What is a Lottery?


Lottery is a form of gambling where participants purchase tickets for a chance to win a prize. It is often promoted as a way to help raise money for public projects, and it is used in many countries. Prizes may be cash or goods, such as cars or houses. Lotteries are popular with the general public and can be a profitable business for the organizers. There are several ways to play a lottery, including online and through traditional paper tickets. Some states have laws against playing the lottery, while others regulate it.

One of the reasons why so many people love to play the lottery is that it’s a game where everyone starts out on an equal footing. The odds don’t care if you’re black, white, skinny, fat, short, tall, republican or democratic. They just care about what combination of numbers you pick. If you have the right combination, you’re a winner.

The word lottery is derived from the Dutch noun “lot”, meaning fate or luck. The first lottery in Europe was held in the Low Countries in the 15th century. Records of public lotteries to raise funds for town fortifications and poor relief are found in Ghent, Bruges, and Utrecht. Lotteries are also commonly used to select juries and other officials, though they are not considered gambling under strict definitions of the term.

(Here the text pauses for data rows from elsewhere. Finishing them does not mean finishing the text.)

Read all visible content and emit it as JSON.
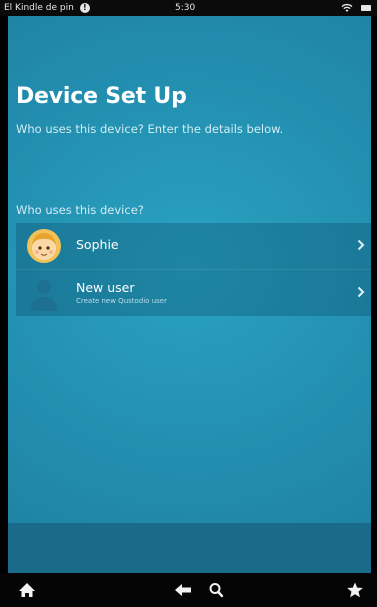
{
  "status_bar": {
    "carrier": "El Kindle de pin",
    "time": "5:30"
  },
  "page": {
    "title": "Device Set Up",
    "subtitle": "Who uses this device? Enter the details below.",
    "section_label": "Who uses this device?"
  },
  "users": [
    {
      "name": "Sophie",
      "description": ""
    },
    {
      "name": "New user",
      "description": "Create new Qustodio user"
    }
  ],
  "icons": {
    "status": [
      "info-icon",
      "wifi-icon",
      "battery-icon"
    ],
    "rows": [
      "sophie-avatar",
      "default-user-avatar",
      "chevron-right-icon"
    ],
    "nav": [
      "home-icon",
      "back-arrow-icon",
      "search-icon",
      "favorites-star-icon"
    ]
  },
  "colors": {
    "app_background": "#2390b1",
    "status_bar": "#0b0b0b",
    "nav_bar": "#050505"
  }
}
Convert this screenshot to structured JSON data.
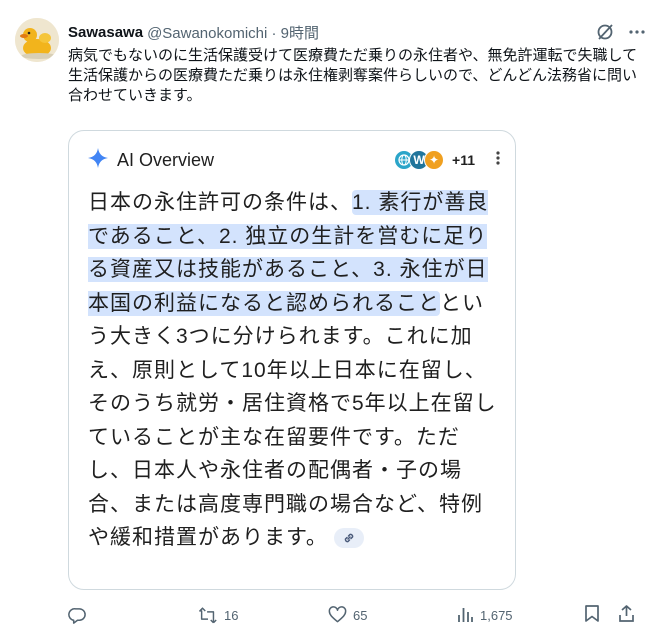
{
  "post": {
    "display_name": "Sawasawa",
    "handle_time": "@Sawanokomichi · 9時間",
    "text": "病気でもないのに生活保護受けて医療費ただ乗りの永住者や、無免許運転で失職して生活保護からの医療費ただ乗りは永住権剥奪案件らしいので、どんどん法務省に問い合わせていきます。"
  },
  "ai_overview": {
    "title": "AI Overview",
    "source_count": "+11",
    "text_before": "日本の永住許可の条件は、",
    "text_highlight": "1. 素行が善良であること、2. 独立の生計を営むに足りる資産又は技能があること、3. 永住が日本国の利益になると認められること",
    "text_after": "という大きく3つに分けられます。これに加え、原則として10年以上日本に在留し、そのうち就労・居住資格で5年以上在留していることが主な在留要件です。ただし、日本人や永住者の配偶者・子の場合、または高度専門職の場合など、特例や緩和措置があります。"
  },
  "actions": {
    "reply_count": "",
    "repost_count": "16",
    "like_count": "65",
    "view_count": "1,675"
  },
  "colors": {
    "highlight": "#d3e3fd",
    "secondary_text": "#536471",
    "gemini_blue": "#4285f4"
  }
}
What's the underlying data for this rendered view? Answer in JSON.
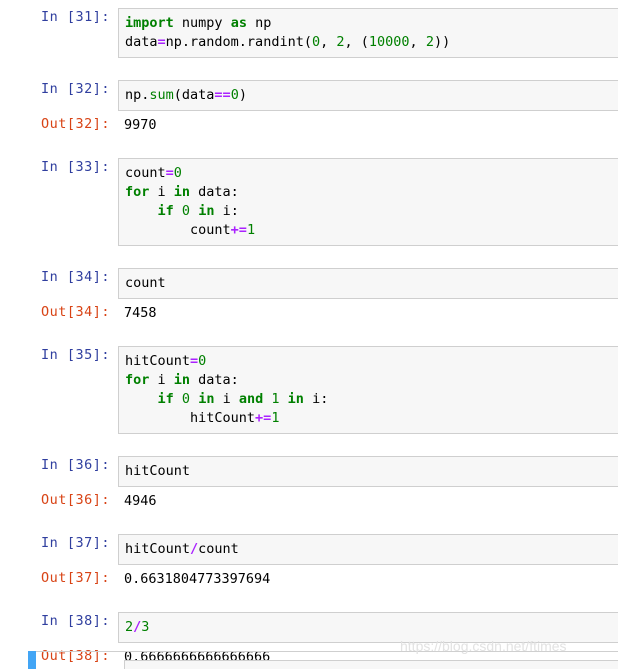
{
  "notebook": {
    "cells": [
      {
        "prompt_in": "In [31]:",
        "code_lines": [
          [
            {
              "t": "import",
              "c": "kw"
            },
            {
              "t": " numpy ",
              "c": "pl"
            },
            {
              "t": "as",
              "c": "kw"
            },
            {
              "t": " np",
              "c": "pl"
            }
          ],
          [
            {
              "t": "data",
              "c": "pl"
            },
            {
              "t": "=",
              "c": "op"
            },
            {
              "t": "np.random.randint(",
              "c": "pl"
            },
            {
              "t": "0",
              "c": "num"
            },
            {
              "t": ", ",
              "c": "pl"
            },
            {
              "t": "2",
              "c": "num"
            },
            {
              "t": ", (",
              "c": "pl"
            },
            {
              "t": "10000",
              "c": "num"
            },
            {
              "t": ", ",
              "c": "pl"
            },
            {
              "t": "2",
              "c": "num"
            },
            {
              "t": "))",
              "c": "pl"
            }
          ]
        ],
        "has_output": false
      },
      {
        "prompt_in": "In [32]:",
        "code_lines": [
          [
            {
              "t": "np.",
              "c": "pl"
            },
            {
              "t": "sum",
              "c": "bi"
            },
            {
              "t": "(data",
              "c": "pl"
            },
            {
              "t": "==",
              "c": "op"
            },
            {
              "t": "0",
              "c": "num"
            },
            {
              "t": ")",
              "c": "pl"
            }
          ]
        ],
        "has_output": true,
        "prompt_out": "Out[32]:",
        "output_text": "9970"
      },
      {
        "prompt_in": "In [33]:",
        "code_lines": [
          [
            {
              "t": "count",
              "c": "pl"
            },
            {
              "t": "=",
              "c": "op"
            },
            {
              "t": "0",
              "c": "num"
            }
          ],
          [
            {
              "t": "for",
              "c": "kw"
            },
            {
              "t": " i ",
              "c": "pl"
            },
            {
              "t": "in",
              "c": "kw"
            },
            {
              "t": " data:",
              "c": "pl"
            }
          ],
          [
            {
              "t": "    ",
              "c": "pl"
            },
            {
              "t": "if",
              "c": "kw"
            },
            {
              "t": " ",
              "c": "pl"
            },
            {
              "t": "0",
              "c": "num"
            },
            {
              "t": " ",
              "c": "pl"
            },
            {
              "t": "in",
              "c": "kw"
            },
            {
              "t": " i:",
              "c": "pl"
            }
          ],
          [
            {
              "t": "        count",
              "c": "pl"
            },
            {
              "t": "+=",
              "c": "op"
            },
            {
              "t": "1",
              "c": "num"
            }
          ]
        ],
        "has_output": false
      },
      {
        "prompt_in": "In [34]:",
        "code_lines": [
          [
            {
              "t": "count",
              "c": "pl"
            }
          ]
        ],
        "has_output": true,
        "prompt_out": "Out[34]:",
        "output_text": "7458"
      },
      {
        "prompt_in": "In [35]:",
        "code_lines": [
          [
            {
              "t": "hitCount",
              "c": "pl"
            },
            {
              "t": "=",
              "c": "op"
            },
            {
              "t": "0",
              "c": "num"
            }
          ],
          [
            {
              "t": "for",
              "c": "kw"
            },
            {
              "t": " i ",
              "c": "pl"
            },
            {
              "t": "in",
              "c": "kw"
            },
            {
              "t": " data:",
              "c": "pl"
            }
          ],
          [
            {
              "t": "    ",
              "c": "pl"
            },
            {
              "t": "if",
              "c": "kw"
            },
            {
              "t": " ",
              "c": "pl"
            },
            {
              "t": "0",
              "c": "num"
            },
            {
              "t": " ",
              "c": "pl"
            },
            {
              "t": "in",
              "c": "kw"
            },
            {
              "t": " i ",
              "c": "pl"
            },
            {
              "t": "and",
              "c": "kw"
            },
            {
              "t": " ",
              "c": "pl"
            },
            {
              "t": "1",
              "c": "num"
            },
            {
              "t": " ",
              "c": "pl"
            },
            {
              "t": "in",
              "c": "kw"
            },
            {
              "t": " i:",
              "c": "pl"
            }
          ],
          [
            {
              "t": "        hitCount",
              "c": "pl"
            },
            {
              "t": "+=",
              "c": "op"
            },
            {
              "t": "1",
              "c": "num"
            }
          ]
        ],
        "has_output": false
      },
      {
        "prompt_in": "In [36]:",
        "code_lines": [
          [
            {
              "t": "hitCount",
              "c": "pl"
            }
          ]
        ],
        "has_output": true,
        "prompt_out": "Out[36]:",
        "output_text": "4946"
      },
      {
        "prompt_in": "In [37]:",
        "code_lines": [
          [
            {
              "t": "hitCount",
              "c": "pl"
            },
            {
              "t": "/",
              "c": "op"
            },
            {
              "t": "count",
              "c": "pl"
            }
          ]
        ],
        "has_output": true,
        "prompt_out": "Out[37]:",
        "output_text": "0.6631804773397694"
      },
      {
        "prompt_in": "In [38]:",
        "code_lines": [
          [
            {
              "t": "2",
              "c": "num"
            },
            {
              "t": "/",
              "c": "op"
            },
            {
              "t": "3",
              "c": "num"
            }
          ]
        ],
        "has_output": true,
        "prompt_out": "Out[38]:",
        "output_text": "0.6666666666666666"
      }
    ]
  },
  "watermark": {
    "text": "https://blog.csdn.net/ftimes"
  },
  "colors": {
    "prompt_in": "#303F9F",
    "prompt_out": "#D84315",
    "keyword": "#008000",
    "number": "#008000",
    "operator": "#AA22FF",
    "cell_bg": "#f7f7f7",
    "cell_border": "#cfcfcf",
    "selection_bar": "#42A5F5"
  }
}
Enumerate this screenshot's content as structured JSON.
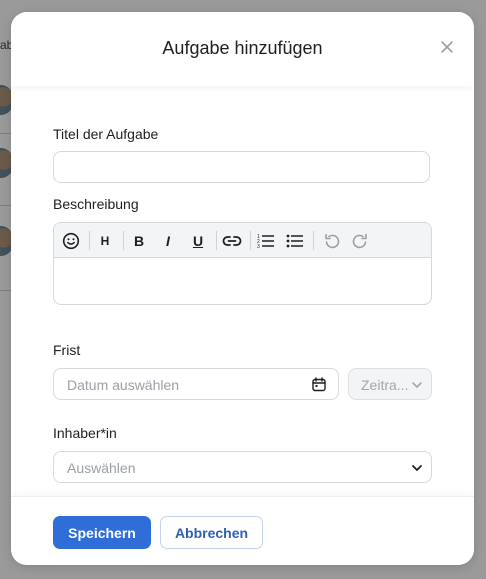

While winning the lottery is difficult, there are a few strategies that can improve your chances of success. First, diversify your number selections. Try to avoid picking numbers that are close together, or ones that end in similar digits. This will reduce your chances of getting the jackpot and increase your chances of picking the winning numbers. Another strategy is to buy more tickets. This will increase your chances of winning, but be sure to play responsibly and within the law.

A good rule of thumb is to never spend more than 5% of your total income on tickets. In addition, you should always check the rules of your state before purchasing tickets. This will prevent you from being scammed or overpaying for a ticket.

Once you’ve won the lottery, remember that with great wealth comes great responsibility. It’s a good idea to give back to those who need it. This isn’t only the right thing to do from a moral perspective, but it will also make you feel better about yourself.

While it is possible to become rich through the lottery, it takes a lot of time and effort. However, if you follow these simple tips, you can greatly improve your chances of winning the big jackpot! Just remember to play responsibly and don’t let your emotions get in the way. With a little bit of luck, you could be the next multi-millionaire! Best of luck!

Posted in: Gambling